In a world still disrupted by the global crisis of 2008, complex forces are triggering political revolts and economic slowdowns in every major region, turning turned the golden pre-crisis era into a faded memory. But how, in an impermanent world, can we predict which nations are most likely to rise, and which to fall? Ruchir Sharma’s answer is laid out in ten rules in his new book, which explain how to read the political headlines, the world billionaire rankings, the price of onions, the growing battles over trade deals, and popular magazine covers as signs of coming booms, busts, and protests.
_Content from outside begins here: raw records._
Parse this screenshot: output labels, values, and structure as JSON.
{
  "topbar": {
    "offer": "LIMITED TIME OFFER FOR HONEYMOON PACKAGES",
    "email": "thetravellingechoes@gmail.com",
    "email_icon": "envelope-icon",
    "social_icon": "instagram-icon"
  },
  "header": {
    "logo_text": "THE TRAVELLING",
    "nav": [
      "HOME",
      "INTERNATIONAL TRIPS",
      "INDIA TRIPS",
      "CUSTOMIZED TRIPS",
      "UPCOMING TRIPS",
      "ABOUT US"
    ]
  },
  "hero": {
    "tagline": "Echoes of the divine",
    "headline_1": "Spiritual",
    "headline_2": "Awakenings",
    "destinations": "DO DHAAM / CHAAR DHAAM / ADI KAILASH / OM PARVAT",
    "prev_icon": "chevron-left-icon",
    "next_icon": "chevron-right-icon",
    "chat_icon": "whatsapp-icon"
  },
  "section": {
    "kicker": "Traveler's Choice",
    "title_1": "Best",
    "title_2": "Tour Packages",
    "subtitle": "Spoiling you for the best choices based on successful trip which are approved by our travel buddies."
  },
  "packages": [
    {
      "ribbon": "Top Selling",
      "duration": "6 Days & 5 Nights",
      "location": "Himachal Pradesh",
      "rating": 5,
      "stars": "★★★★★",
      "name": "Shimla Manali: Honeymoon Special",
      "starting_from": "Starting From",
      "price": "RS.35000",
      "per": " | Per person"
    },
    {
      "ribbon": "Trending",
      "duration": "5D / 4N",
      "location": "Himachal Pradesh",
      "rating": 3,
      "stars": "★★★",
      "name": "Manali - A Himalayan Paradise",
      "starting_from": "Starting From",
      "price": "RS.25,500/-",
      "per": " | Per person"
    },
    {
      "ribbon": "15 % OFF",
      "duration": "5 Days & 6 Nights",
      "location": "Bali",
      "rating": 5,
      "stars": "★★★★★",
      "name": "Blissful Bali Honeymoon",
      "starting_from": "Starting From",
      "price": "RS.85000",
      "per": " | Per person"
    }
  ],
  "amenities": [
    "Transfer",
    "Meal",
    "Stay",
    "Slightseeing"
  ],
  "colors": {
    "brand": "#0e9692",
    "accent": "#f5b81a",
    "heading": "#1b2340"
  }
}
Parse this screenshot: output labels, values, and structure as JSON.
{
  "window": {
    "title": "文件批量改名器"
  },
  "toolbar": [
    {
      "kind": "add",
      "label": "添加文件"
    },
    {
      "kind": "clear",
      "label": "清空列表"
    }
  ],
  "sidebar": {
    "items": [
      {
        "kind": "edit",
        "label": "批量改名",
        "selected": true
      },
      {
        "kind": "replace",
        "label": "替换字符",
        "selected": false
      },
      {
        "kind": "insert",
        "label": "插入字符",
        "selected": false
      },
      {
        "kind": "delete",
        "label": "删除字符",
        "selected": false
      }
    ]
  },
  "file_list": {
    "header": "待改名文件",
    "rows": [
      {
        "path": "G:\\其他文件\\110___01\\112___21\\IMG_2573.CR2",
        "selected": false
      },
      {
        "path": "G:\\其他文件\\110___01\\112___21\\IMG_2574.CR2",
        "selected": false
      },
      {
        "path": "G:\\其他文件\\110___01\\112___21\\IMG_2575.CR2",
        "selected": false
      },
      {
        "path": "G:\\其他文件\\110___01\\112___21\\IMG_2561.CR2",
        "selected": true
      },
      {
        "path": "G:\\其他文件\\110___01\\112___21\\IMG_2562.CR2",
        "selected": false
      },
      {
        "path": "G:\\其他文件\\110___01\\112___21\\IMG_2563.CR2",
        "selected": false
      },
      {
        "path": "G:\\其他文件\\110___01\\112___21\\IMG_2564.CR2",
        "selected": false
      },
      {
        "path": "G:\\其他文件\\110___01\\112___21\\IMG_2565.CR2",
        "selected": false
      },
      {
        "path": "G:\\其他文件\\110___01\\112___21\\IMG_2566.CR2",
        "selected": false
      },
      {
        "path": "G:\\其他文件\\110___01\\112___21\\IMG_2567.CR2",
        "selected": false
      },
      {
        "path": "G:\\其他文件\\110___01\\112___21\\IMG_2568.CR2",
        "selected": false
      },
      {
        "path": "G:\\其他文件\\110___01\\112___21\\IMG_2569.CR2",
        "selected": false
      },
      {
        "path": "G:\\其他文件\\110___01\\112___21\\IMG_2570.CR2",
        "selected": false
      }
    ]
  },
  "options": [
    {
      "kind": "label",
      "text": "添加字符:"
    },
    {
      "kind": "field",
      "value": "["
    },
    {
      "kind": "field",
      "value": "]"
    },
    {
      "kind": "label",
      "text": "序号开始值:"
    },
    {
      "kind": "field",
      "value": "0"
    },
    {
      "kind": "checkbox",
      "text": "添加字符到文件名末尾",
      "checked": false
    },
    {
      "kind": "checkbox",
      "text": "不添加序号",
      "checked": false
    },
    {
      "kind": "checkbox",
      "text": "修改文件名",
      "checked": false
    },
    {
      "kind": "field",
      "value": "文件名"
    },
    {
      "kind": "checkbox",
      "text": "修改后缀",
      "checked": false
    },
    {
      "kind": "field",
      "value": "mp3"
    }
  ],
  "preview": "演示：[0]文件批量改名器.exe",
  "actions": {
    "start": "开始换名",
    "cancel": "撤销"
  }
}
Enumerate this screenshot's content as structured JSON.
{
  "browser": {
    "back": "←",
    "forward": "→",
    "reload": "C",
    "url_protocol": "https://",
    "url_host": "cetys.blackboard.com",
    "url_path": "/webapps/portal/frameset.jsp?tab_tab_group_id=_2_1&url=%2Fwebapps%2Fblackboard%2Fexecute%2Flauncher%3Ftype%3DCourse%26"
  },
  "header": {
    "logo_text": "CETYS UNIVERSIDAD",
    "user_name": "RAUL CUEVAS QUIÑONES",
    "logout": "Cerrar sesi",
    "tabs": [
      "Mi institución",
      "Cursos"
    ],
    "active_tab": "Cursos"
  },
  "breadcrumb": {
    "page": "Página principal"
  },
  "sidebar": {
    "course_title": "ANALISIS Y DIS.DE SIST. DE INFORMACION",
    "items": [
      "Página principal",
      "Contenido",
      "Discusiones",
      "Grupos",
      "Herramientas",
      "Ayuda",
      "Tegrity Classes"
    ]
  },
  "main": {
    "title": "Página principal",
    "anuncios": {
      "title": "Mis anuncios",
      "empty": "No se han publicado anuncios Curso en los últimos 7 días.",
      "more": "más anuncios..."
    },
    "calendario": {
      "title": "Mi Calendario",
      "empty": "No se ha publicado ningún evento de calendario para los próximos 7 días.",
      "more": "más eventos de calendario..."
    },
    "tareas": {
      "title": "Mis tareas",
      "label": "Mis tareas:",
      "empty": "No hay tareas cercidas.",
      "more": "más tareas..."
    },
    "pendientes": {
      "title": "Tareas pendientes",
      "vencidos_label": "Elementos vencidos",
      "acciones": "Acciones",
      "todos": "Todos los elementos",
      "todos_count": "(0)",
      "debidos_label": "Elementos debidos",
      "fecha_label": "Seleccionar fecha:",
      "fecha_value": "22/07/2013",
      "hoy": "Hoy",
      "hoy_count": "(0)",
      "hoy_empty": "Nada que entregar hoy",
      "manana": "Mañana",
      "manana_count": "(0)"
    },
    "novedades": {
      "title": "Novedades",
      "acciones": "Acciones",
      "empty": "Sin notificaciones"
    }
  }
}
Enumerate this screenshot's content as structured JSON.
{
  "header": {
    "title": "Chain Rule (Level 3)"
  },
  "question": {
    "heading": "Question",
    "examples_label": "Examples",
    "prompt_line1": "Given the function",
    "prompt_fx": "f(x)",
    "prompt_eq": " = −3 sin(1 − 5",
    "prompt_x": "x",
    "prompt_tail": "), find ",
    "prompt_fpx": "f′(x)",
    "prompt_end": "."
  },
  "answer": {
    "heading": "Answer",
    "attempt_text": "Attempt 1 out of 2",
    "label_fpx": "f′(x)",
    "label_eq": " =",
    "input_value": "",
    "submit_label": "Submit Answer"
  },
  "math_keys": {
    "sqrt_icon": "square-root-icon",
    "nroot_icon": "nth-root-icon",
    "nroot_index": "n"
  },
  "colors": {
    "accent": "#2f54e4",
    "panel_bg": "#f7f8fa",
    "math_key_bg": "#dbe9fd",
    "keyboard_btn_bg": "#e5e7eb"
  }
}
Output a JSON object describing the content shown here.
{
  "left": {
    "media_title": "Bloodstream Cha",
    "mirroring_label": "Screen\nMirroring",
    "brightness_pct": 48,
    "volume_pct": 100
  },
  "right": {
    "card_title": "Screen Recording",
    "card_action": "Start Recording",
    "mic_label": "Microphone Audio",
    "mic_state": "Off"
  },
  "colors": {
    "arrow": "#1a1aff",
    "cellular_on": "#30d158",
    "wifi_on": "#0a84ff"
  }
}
Shaped by 25 years traveling the world, this proscription rethinks the dismal science of economics as a practical art, and arrives at a moment when the economics profession is under attack for failing to anticipate the cataclysm of 2008—and many previous crises. Sharma pushes economists to focus less on the past and more on what comes next, to incorporate live observation of social forces into its data-driven models, to dispense with vague predictions for the coming century and focus instead on the next five to ten years. The result provides a practical guide to spotting the rise and fall of nations in real time, which will appeal to anyone who cares about where their nations are headed, and how they stack up against competitors.